Anderson is not alone in his doubts about current state liquor laws. BYU student Emily Christensen, who is 23-years-old, has never consumed alcohol and says she doesn’t plan on it. Yet, as a Utah native, she still says, “I feel the Zion curtain is unnecessary.”
“If people want alcohol then they will find it, but if it’s something they don’t believe in then they wont seek it out. It doesn’t matter if they know it is there or not,” Christensen said.
Senate leadership said the senate is aware of voters’ desires to change Utah’s liquor laws. Still, no bills regarding the Zion curtain have made it past the drafting stages so far in the 2016 general session.
Supporters of Utah’s current liquor law say abolishing the Zion curtain would only benefit those who drink alcohol and not those who wish to not be involved with alcoholic products.
Powell’s bill suggests allowing restaurants to have lounges or bars that would be off-limits to minors. Instead of a wall shielding the alcohol from the customers, a sign would read, “Notice: this establishment prepares and dispenses alcoholic products in public view.”
“I think anything that would let the guest choose and un-inhibit business would be great,” said Kent. “We need to balance the needs of the general public, but at the same time we need to not keep business from doing business.”
Anderson said he feels it’s a good idea to let parents decide whether or not they will eat at a restaurant with a bar visible to their children, but also believes there is a better way.
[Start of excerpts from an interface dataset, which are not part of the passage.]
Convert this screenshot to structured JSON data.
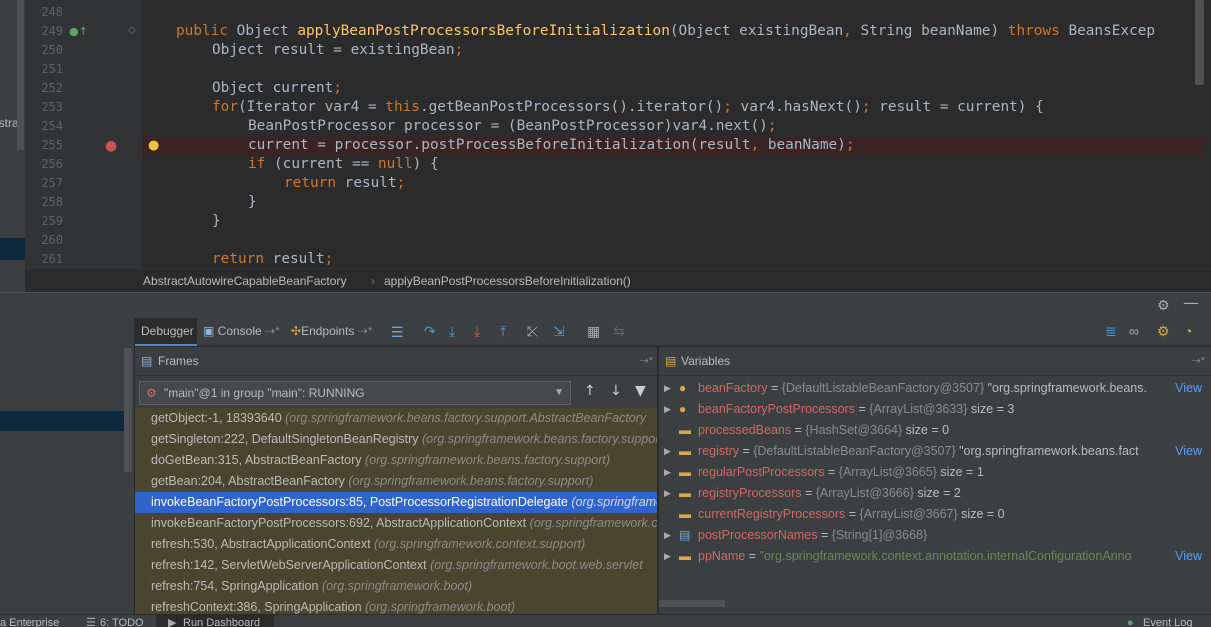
{
  "sidebar": {
    "vertical_text": "istra"
  },
  "editor": {
    "lines": [
      {
        "num": "248",
        "text": ""
      },
      {
        "num": "249",
        "text": "    public Object applyBeanPostProcessorsBeforeInitialization(Object existingBean, String beanName) throws BeansException"
      },
      {
        "num": "250",
        "text": "        Object result = existingBean;"
      },
      {
        "num": "251",
        "text": ""
      },
      {
        "num": "252",
        "text": "        Object current;"
      },
      {
        "num": "253",
        "text": "        for(Iterator var4 = this.getBeanPostProcessors().iterator(); var4.hasNext(); result = current) {"
      },
      {
        "num": "254",
        "text": "            BeanPostProcessor processor = (BeanPostProcessor)var4.next();"
      },
      {
        "num": "255",
        "text": "            current = processor.postProcessBeforeInitialization(result, beanName);"
      },
      {
        "num": "256",
        "text": "            if (current == null) {"
      },
      {
        "num": "257",
        "text": "                return result;"
      },
      {
        "num": "258",
        "text": "            }"
      },
      {
        "num": "259",
        "text": "        }"
      },
      {
        "num": "260",
        "text": ""
      },
      {
        "num": "261",
        "text": "        return result;"
      }
    ]
  },
  "breadcrumb": {
    "class": "AbstractAutowireCapableBeanFactory",
    "method": "applyBeanPostProcessorsBeforeInitialization()"
  },
  "tabs": {
    "debugger": "Debugger",
    "console": "Console",
    "endpoints": "Endpoints"
  },
  "frames": {
    "title": "Frames",
    "thread": "\"main\"@1 in group \"main\": RUNNING",
    "items": [
      {
        "method": "getObject:-1, 18393640 ",
        "pkg": "(org.springframework.beans.factory.support.AbstractBeanFactory"
      },
      {
        "method": "getSingleton:222, DefaultSingletonBeanRegistry ",
        "pkg": "(org.springframework.beans.factory.support"
      },
      {
        "method": "doGetBean:315, AbstractBeanFactory ",
        "pkg": "(org.springframework.beans.factory.support)"
      },
      {
        "method": "getBean:204, AbstractBeanFactory ",
        "pkg": "(org.springframework.beans.factory.support)"
      },
      {
        "method": "invokeBeanFactoryPostProcessors:85, PostProcessorRegistrationDelegate ",
        "pkg": "(org.springframework"
      },
      {
        "method": "invokeBeanFactoryPostProcessors:692, AbstractApplicationContext ",
        "pkg": "(org.springframework.context"
      },
      {
        "method": "refresh:530, AbstractApplicationContext ",
        "pkg": "(org.springframework.context.support)"
      },
      {
        "method": "refresh:142, ServletWebServerApplicationContext ",
        "pkg": "(org.springframework.boot.web.servlet"
      },
      {
        "method": "refresh:754, SpringApplication ",
        "pkg": "(org.springframework.boot)"
      },
      {
        "method": "refreshContext:386, SpringApplication ",
        "pkg": "(org.springframework.boot)"
      }
    ]
  },
  "variables": {
    "title": "Variables",
    "items": [
      {
        "name": "beanFactory",
        "type": "{DefaultListableBeanFactory@3507}",
        "value": " \"org.springframework.beans.",
        "link": "View",
        "icon": "field-protected-icon",
        "expandable": true
      },
      {
        "name": "beanFactoryPostProcessors",
        "type": "{ArrayList@3633}",
        "value": "  size = 3",
        "link": "",
        "icon": "field-protected-icon",
        "expandable": true
      },
      {
        "name": "processedBeans",
        "type": "{HashSet@3664}",
        "value": "  size = 0",
        "link": "",
        "icon": "local-var-icon",
        "expandable": false
      },
      {
        "name": "registry",
        "type": "{DefaultListableBeanFactory@3507}",
        "value": " \"org.springframework.beans.fact",
        "link": "View",
        "icon": "local-var-icon",
        "expandable": true
      },
      {
        "name": "regularPostProcessors",
        "type": "{ArrayList@3665}",
        "value": "  size = 1",
        "link": "",
        "icon": "local-var-icon",
        "expandable": true
      },
      {
        "name": "registryProcessors",
        "type": "{ArrayList@3666}",
        "value": "  size = 2",
        "link": "",
        "icon": "local-var-icon",
        "expandable": true
      },
      {
        "name": "currentRegistryProcessors",
        "type": "{ArrayList@3667}",
        "value": "  size = 0",
        "link": "",
        "icon": "local-var-icon",
        "expandable": false
      },
      {
        "name": "postProcessorNames",
        "type": "{String[1]@3668}",
        "value": "",
        "link": "",
        "icon": "array-icon",
        "expandable": true
      },
      {
        "name": "ppName",
        "type": "",
        "value": "\"org.springframework.context.annotation.internalConfigurationAnno",
        "link": "View",
        "icon": "local-var-icon",
        "expandable": true,
        "string": true
      }
    ]
  },
  "status": {
    "enterprise": "a Enterprise",
    "todo": "6: TODO",
    "run_dashboard": "Run Dashboard",
    "event_log": "Event Log"
  },
  "colors": {
    "accent": "#2f65ca",
    "breakpoint": "#c75450",
    "keyword": "#cc7832"
  }
}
“The state does not force restaurants to have bars, so please don’t force restaurants to not have bars,” Anderson said.